Another very fast deck is underworld dreams combo, which is what I decided to run. I won most of my games but couldn’t get any achievement points so it wasn’t the optimal choice.
Another good option would be a 5color control “good stuff” deck, packing all the best cards, and getting achievements 1, 4, 7 and 10.
One day I had forgotten to take my bus pass with me so I had to walk home from the subway station. For a muggle this would have been a pretty boring experience but I was happy to use this time to design my Halloween deck. I went with what I would consider level 0 by playing mono black. It’s a secret to nobody that unpowered mono black is competitive even in a field of powered decks. So it was just a matter of how much I could bastardize a standard black list by checking spice items off the menu and get away with it. By the time I arrived home I figured the above list would probably enable me to win most games off of the raw power of Hymn, Hippie and Disk while netting me 8 spice points. Good enough!

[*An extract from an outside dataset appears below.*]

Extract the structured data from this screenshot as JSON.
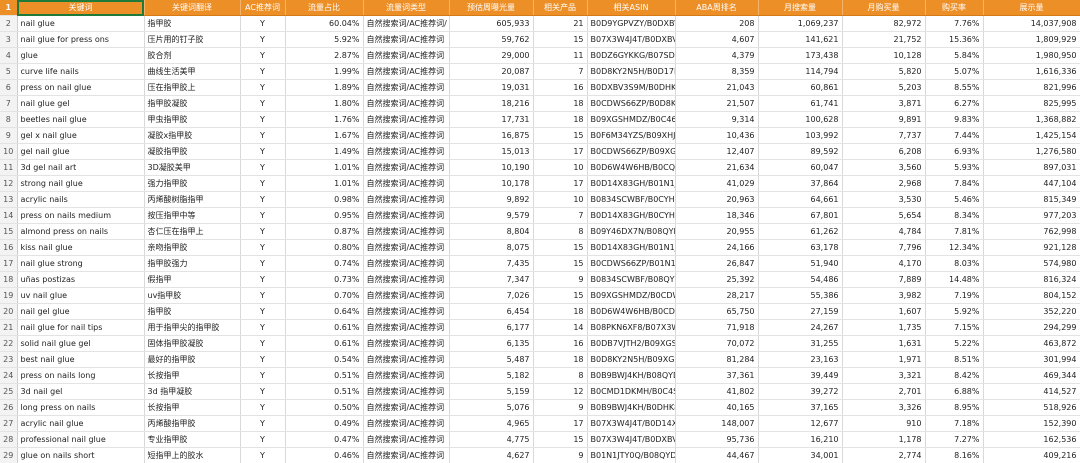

In the end I did manage to score the full 8 spice points but only went 4-4 in matches. I imagine that I could easily have gone 7-1 with a bit more luck and/or skill. The tournament as a whole was a TON of fun to play and we received a lot of positive feedback from the players so it’s a definite do again. In fact, it was decided that our January monthly tournament will be another spice tournament [FRDT: with master brewer Derrick Boyce, as the lead designer,] … but with Ice Age legal, this time: spICE Age!